William Fadjo Cravens was a Democratic member of the U.S. House of Representatives. He represented the Fourth District of Arkansas in the Seventy-Sixth through the Eightieth Congresses, serving from 1939 to 1949.
Fadjo Cravens was born in Fort Smith (Sebastian County) on February 15, 1899, to William Ben Cravens and Caroline Dyal Cravens. Cravens got his early education in the local public schools before attending the University of Arkansas (UA) in Fayetteville (Washington County) and the University of Pittsburgh.
His education was interrupted while he served as a seaman in the U.S. Navy during World War I. Upon his return from the service, he earned his law degree from Washington and Lee University in Lexington, Virginia, in 1920.
Cravens was admitted to the bar that same year and began to practice law with his father in the firm of Cravens, Cravens and Friedman. As his father had before him, Cravens served as city attorney for Fort Smith. During his decade as city attorney, he also built a prosperous private practice.
Cravens’s father, Ben Cravens, was a Democratic member of the U.S. House of Representatives, serving from 1907 to 1913 and again from 1933 until his death in 1939. Despite family tradition, Cravens was not actively involved in partisan politics beyond supporting his father during his many years of congressional service.
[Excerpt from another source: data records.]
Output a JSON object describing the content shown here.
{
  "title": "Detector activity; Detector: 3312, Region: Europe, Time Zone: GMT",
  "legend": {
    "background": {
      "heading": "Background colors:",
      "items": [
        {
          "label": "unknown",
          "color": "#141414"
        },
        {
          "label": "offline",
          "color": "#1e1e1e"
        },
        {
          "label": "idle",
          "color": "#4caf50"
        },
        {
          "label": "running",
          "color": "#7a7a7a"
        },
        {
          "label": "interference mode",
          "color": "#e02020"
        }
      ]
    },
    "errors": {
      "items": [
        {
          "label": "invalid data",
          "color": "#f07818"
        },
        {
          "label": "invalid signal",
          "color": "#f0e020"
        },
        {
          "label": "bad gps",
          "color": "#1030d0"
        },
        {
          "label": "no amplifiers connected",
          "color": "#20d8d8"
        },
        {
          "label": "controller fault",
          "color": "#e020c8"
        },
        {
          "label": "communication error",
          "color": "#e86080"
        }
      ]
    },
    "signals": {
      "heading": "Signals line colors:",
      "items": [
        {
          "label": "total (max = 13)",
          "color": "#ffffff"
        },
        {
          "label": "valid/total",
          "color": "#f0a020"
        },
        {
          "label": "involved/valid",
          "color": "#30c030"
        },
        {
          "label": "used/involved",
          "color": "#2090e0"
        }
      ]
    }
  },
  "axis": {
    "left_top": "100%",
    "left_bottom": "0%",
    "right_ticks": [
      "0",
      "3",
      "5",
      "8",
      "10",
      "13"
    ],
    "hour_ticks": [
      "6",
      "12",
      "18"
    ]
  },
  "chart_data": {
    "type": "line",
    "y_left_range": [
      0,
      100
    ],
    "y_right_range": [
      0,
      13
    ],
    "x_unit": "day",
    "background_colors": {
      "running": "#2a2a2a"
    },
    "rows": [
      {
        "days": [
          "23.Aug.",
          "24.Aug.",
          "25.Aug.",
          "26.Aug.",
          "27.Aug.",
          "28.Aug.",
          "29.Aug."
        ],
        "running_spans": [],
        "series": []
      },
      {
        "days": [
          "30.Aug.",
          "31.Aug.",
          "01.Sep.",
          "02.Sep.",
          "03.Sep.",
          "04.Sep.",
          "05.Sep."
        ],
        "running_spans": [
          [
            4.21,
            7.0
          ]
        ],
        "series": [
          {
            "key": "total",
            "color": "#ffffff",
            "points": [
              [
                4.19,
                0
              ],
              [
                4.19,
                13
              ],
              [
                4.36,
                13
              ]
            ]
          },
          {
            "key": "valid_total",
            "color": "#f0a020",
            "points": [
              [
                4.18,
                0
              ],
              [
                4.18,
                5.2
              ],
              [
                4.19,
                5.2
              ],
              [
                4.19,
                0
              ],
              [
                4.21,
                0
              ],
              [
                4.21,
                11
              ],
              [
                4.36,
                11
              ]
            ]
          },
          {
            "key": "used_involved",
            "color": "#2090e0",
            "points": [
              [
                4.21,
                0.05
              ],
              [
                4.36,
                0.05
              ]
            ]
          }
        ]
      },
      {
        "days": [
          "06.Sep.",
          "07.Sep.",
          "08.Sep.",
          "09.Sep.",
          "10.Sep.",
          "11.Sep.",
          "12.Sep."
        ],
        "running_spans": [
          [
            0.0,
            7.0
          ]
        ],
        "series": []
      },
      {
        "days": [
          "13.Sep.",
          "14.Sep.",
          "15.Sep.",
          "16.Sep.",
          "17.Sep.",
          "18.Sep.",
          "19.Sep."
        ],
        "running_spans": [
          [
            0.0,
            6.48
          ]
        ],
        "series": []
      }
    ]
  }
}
However, when Ben Cravens died suddenly in 1939, Cravens won the special election to fill the vacancy caused by his father’s death. He was reelected to four full terms of his own before he retired.
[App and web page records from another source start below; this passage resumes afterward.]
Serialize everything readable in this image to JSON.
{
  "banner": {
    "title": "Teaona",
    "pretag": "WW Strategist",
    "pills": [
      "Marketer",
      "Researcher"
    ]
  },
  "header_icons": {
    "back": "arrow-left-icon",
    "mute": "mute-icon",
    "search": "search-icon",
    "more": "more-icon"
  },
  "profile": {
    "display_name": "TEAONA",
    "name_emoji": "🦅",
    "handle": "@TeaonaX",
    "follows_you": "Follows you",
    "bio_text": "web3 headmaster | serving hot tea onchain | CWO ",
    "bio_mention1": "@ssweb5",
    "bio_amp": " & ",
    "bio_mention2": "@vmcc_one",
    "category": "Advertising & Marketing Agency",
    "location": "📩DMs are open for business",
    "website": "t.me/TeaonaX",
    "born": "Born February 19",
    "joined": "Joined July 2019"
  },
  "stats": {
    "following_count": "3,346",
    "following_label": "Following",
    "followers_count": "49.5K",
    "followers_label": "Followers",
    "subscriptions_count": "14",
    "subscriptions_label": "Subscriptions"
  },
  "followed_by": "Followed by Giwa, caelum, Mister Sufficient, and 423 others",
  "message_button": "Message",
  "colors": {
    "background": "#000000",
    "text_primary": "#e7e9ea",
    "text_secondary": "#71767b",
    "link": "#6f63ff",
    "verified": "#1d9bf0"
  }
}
During his tenure in Congress, Cravens served on the Judiciary Committee as well as the Committee on Irrigation and Reclamation, the Committee on Mines and Mining, and the Committee on Territories. In 1940, Cravens was named as a delegate to the Democratic National Convention. While his father had generally supported Franklin D. Roosevelt and the New Deal, by the time Cravens arrived in Washington, the New Deal was on its last legs, and Roosevelt was transitioning from focusing on the New Deal to focusing on winning the war. Indeed, with the onset of World War II, Cravens and his colleagues in the Arkansas worked hard to secure some of the government’s massive military and defense spending for their areas. Despite his low seniority, as well as the state’s overwhelming agricultural orientation, major defense and munitions facilities were established in a number of Fourth District communities, including Camden (Ouachita County) and Pine Bluff (Jefferson County).
Choosing not to run for reelection in 1948, Cravens left the nation’s capital and returned home to Arkansas. Back in Fort Smith with his wife, Elizabeth Echols Cravens, and their son, William Fadjo Cravens Jr., Cravens resumed his law practice, while also serving as the vice president and marketing director of Fort Smith’s Merchants National Bank.
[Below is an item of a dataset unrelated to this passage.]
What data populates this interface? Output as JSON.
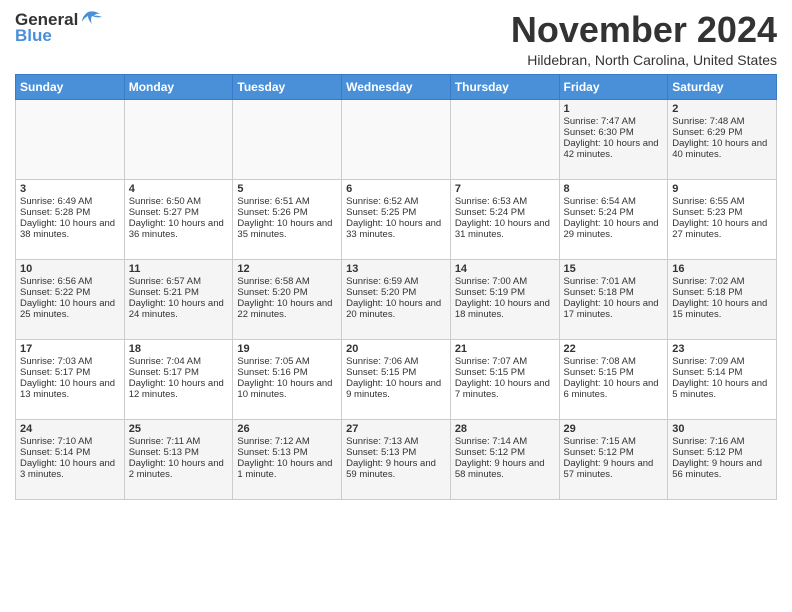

Cravens died in Fort Smith on April 16, 1974. He is interred in Forest Park in Fort Smith.
For additional information:
“Fadjo Cravens, Ex-Lawmaker, Dies at Age 75.” Arkansas Gazette, April 20, 1974, p. 14A.
“William Fadjo Cravens.” Biographical Directory of the United States Congress. http://bioguide.congress.gov/scripts/biodisplay.pl?index=C000887 (accessed December 5, 2014).
William H. Pruden III
Last Updated: 12/16/2014